§ Problem to work on:
Your job is to copy the lines from the material that include "replies".

◇ ◇ ◇ ◇ ◇ ◇ ◇

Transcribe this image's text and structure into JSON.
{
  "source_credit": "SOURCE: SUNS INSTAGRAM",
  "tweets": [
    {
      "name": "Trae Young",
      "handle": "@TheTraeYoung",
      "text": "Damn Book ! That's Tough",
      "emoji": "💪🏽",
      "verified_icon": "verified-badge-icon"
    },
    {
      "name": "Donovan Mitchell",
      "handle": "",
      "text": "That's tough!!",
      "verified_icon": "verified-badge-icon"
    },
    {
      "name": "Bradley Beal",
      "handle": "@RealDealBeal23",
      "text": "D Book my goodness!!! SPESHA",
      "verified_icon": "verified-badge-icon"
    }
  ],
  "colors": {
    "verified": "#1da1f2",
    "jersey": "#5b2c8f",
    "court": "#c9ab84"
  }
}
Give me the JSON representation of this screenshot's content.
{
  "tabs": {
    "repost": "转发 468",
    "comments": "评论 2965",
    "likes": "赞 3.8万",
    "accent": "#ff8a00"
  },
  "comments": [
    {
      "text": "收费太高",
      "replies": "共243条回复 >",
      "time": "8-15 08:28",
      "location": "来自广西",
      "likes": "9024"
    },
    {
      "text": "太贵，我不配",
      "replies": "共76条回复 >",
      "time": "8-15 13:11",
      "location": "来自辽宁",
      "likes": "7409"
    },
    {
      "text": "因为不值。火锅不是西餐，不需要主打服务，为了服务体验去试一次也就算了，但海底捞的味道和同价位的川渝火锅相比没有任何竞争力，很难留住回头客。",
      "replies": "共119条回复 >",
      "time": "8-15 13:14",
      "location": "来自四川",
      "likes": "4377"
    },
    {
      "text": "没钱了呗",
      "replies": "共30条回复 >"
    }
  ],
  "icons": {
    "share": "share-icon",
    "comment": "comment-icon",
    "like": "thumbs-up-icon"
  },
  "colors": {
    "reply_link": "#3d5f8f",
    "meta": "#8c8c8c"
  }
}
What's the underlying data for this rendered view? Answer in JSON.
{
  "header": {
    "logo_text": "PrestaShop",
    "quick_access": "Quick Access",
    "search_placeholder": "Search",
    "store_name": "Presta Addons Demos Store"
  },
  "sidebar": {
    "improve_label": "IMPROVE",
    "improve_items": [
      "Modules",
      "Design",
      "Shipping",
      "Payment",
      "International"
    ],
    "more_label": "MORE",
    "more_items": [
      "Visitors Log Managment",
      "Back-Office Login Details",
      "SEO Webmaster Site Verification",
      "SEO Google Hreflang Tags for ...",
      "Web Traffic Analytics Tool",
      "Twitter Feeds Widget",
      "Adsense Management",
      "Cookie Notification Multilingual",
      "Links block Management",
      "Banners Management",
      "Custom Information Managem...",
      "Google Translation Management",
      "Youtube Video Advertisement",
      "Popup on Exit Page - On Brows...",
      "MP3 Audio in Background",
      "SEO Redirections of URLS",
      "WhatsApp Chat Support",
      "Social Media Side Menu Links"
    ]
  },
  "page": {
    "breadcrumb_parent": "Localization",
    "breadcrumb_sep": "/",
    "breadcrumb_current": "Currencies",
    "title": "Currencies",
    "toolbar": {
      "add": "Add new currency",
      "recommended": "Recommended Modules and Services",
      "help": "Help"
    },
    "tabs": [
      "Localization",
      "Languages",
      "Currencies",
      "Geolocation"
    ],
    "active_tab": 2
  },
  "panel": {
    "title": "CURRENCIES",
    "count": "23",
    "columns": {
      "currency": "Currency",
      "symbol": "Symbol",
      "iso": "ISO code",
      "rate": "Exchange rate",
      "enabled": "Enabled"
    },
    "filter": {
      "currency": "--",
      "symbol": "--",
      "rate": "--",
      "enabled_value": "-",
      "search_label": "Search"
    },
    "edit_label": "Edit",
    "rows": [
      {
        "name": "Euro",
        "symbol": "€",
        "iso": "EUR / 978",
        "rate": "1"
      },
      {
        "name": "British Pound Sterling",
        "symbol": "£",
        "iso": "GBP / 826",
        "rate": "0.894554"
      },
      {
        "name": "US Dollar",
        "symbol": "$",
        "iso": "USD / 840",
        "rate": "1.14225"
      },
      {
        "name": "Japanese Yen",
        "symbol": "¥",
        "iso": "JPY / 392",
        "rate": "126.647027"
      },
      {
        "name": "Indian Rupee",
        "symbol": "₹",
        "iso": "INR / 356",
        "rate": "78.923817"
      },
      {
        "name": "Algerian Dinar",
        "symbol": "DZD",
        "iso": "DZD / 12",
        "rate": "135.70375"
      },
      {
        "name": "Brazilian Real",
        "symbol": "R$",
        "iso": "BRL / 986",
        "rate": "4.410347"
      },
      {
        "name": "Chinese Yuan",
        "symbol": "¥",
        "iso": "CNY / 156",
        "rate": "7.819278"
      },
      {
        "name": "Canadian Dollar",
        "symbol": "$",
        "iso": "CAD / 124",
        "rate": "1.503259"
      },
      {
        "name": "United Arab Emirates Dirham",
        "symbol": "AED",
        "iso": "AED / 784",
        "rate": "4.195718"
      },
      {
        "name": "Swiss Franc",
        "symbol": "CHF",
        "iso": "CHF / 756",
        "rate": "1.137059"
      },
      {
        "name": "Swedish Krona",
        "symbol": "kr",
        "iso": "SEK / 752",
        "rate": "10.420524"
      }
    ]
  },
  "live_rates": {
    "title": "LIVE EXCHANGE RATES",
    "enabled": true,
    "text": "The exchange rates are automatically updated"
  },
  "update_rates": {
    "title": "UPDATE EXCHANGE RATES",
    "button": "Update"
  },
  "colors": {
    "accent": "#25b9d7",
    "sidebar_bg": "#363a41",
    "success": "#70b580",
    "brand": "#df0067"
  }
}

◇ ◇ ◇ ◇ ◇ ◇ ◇

§ Written reply:
      "replies": "共243条回复 >",
      "replies": "共76条回复 >",
      "replies": "共119条回复 >",
      "replies": "共30条回复 >"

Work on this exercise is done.